Task prompt: Consider the records below. How many of their lines include the word "numbered"? State the number and nothing else.

Information shown:
◇ ◇ ◇ ◇

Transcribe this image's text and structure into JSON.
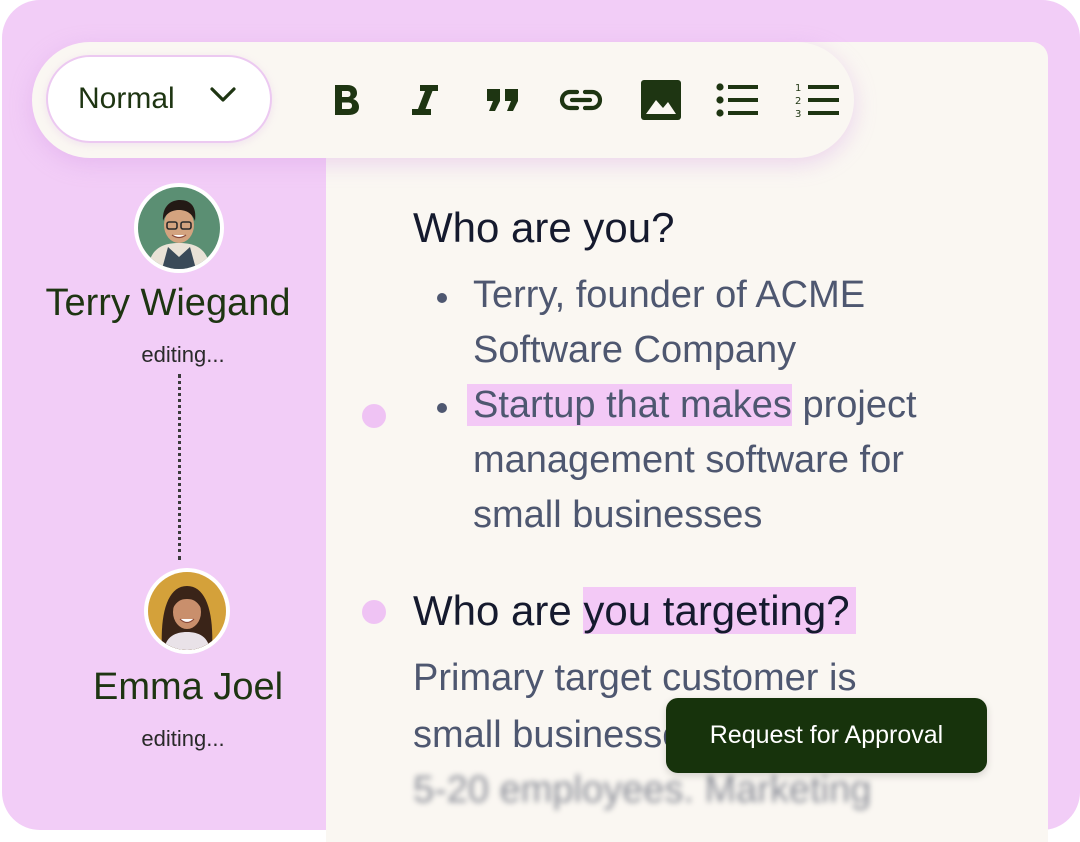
{
  "toolbar": {
    "style_select": {
      "value": "Normal",
      "icon": "chevron-down-icon"
    },
    "buttons": [
      {
        "name": "bold",
        "icon": "bold-icon"
      },
      {
        "name": "italic",
        "icon": "italic-icon"
      },
      {
        "name": "quote",
        "icon": "quote-icon"
      },
      {
        "name": "link",
        "icon": "link-icon"
      },
      {
        "name": "image",
        "icon": "image-icon"
      },
      {
        "name": "bulleted-list",
        "icon": "bulleted-list-icon"
      },
      {
        "name": "numbered-list",
        "icon": "numbered-list-icon"
      }
    ]
  },
  "collaborators": [
    {
      "name": "Terry Wiegand",
      "status": "editing..."
    },
    {
      "name": "Emma Joel",
      "status": "editing..."
    }
  ],
  "document": {
    "section1": {
      "heading": "Who are you?",
      "bullets": [
        {
          "lines": [
            "Terry, founder of ACME",
            "Software Company"
          ]
        },
        {
          "highlight": "Startup that makes",
          "rest": " project",
          "lines": [
            "management software for",
            "small businesses"
          ]
        }
      ]
    },
    "section2": {
      "heading_plain": "Who are ",
      "heading_highlight": "you targeting? ",
      "lines": [
        "Primary target customer is",
        "small businesses",
        "5-20 employees. Marketing"
      ]
    }
  },
  "actions": {
    "request_approval": "Request for Approval"
  },
  "colors": {
    "frame": "#f2cdf7",
    "document": "#faf7f2",
    "highlight": "#f3c9f6",
    "primary_button": "#17330c",
    "icon": "#1e3512"
  }
}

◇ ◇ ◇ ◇

Answer area: 2